What do you like about China? Is there anything you don’t like about it?
There are so many things I love about China and for sure, the people are on top of the list. They have wonderful family values, enjoy great camaraderie and teamwork, and are hard-working and fun! The amazing variety of food products, regional cuisines, and cooking methods used throughout the country is mind-blowing. What I don’t care for? That would be the hangover from cheap baijiu!
How did a CIA education help prepare you for a role in food business and hospitality?
I learned the basics of many important aspects needed to be a successful chef, restaurateur, or hotelier at the CIA. These included creativity, innovation, teamwork, cleanliness, organization, and celebrating success and a job well-done. I also learned about passion, details, perfect preparation, and keeping it fresh and simple.
Why did you switch from a culinary role to a management role?
I have always had the goal of one day being a general manager of an international hotel, but I loved and respected the kitchen so much, I wanted to achieve my goal of executive chef first.
How is your chef experience helping you as a manager?
I am very glad that I took the route from kitchen to management.
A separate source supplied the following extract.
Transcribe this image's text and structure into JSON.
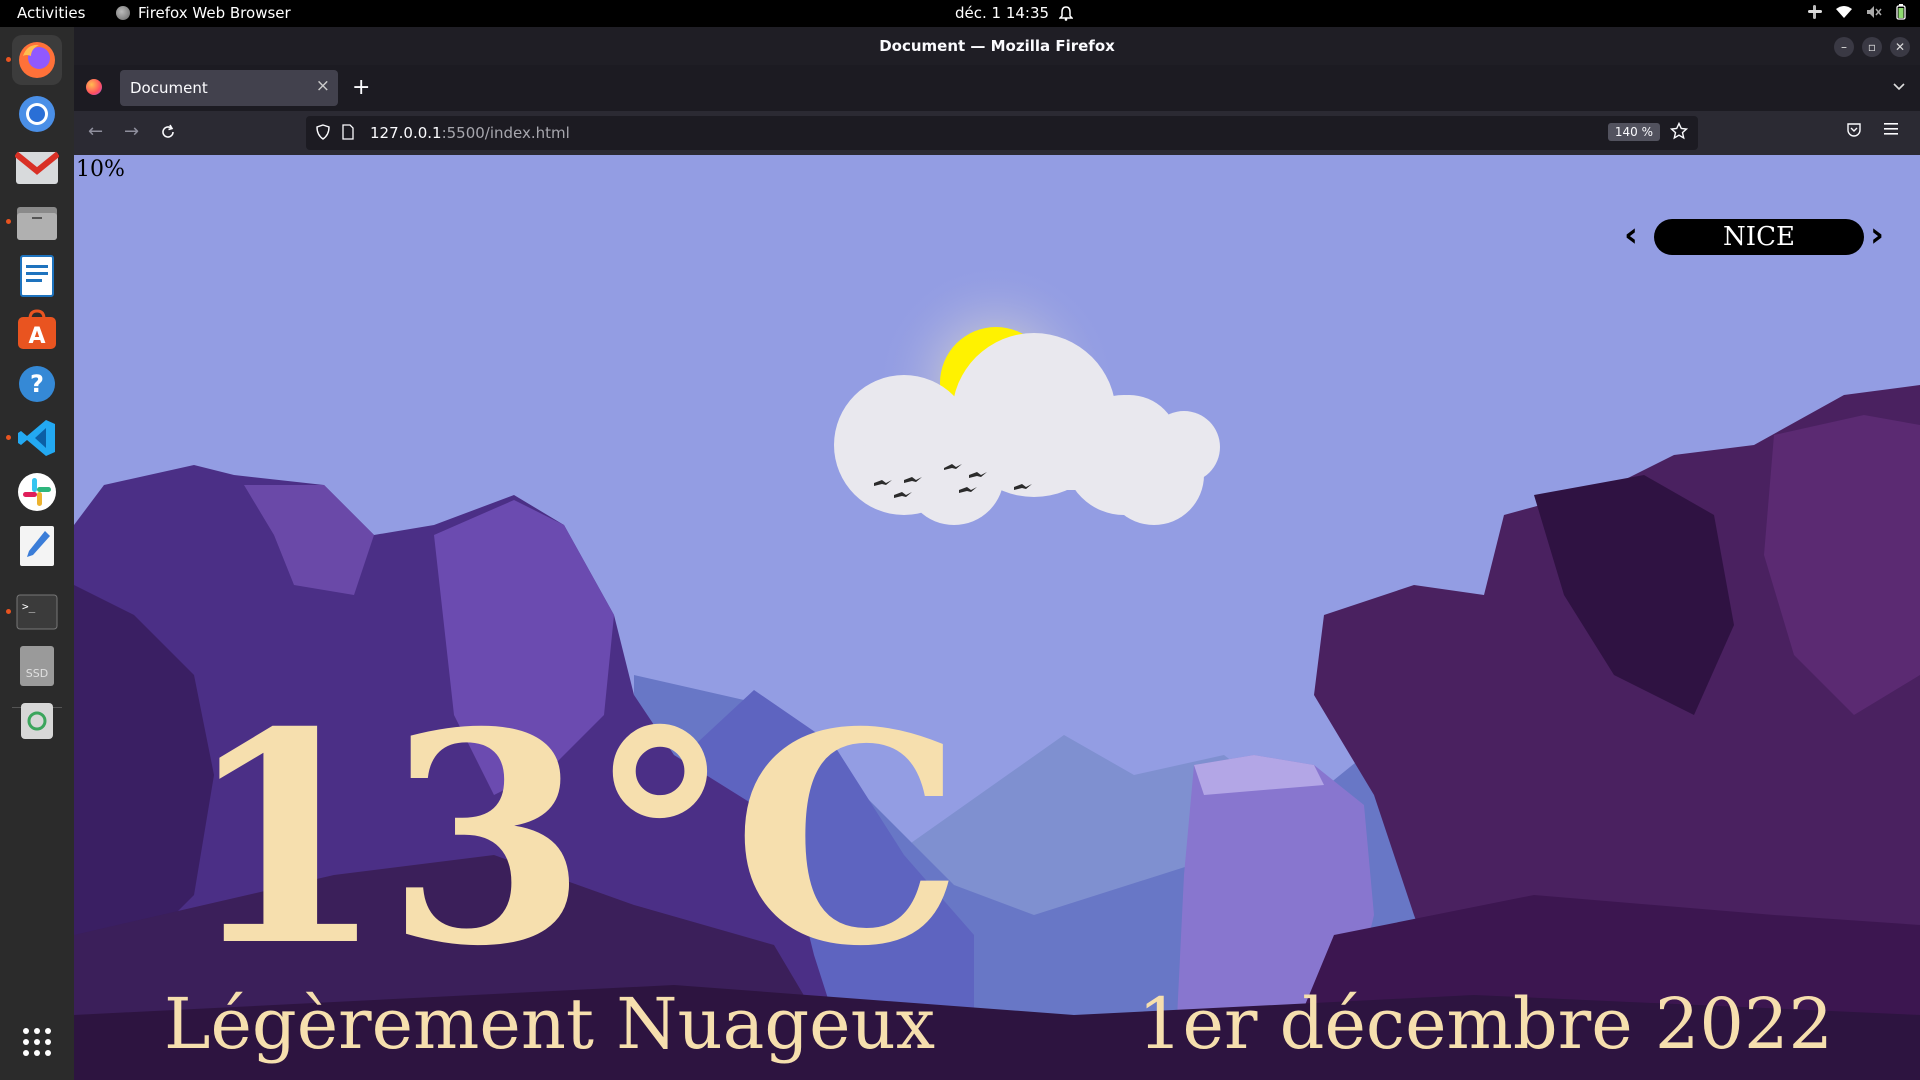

I feel the discipline, practicality, and organization skills learned in the kitchen are a big reason I’ve gotten where I am today. I also feel the I’m a more creative person, and I appreciate the importance of innovation and of being a “hands on” manager as a result of my time in the kitchen. But I’m proud to say that at heart, I’m still a cook.
What advice would you give to a prospective student, especially international, who is considering attending the CIA? Whatever you want to do in life, when it comes to your education and career, go with the best—and the CIA certainly falls in that category. I mentioned the importance of travel and exposure to different countries, cultures, and cuisine; the CIA provides this exposure in many ways, including having instructors from around the world.
What are the best lessons you’ve learned while at the CIA?
You get out of life what you put in. If you want to be successful, you need to work hard, you need to listen, you need to ask questions, and you need to find a mentor to guide and inspire you. In addition, you need to exercise! I think I gained 10 kilograms in my first six months!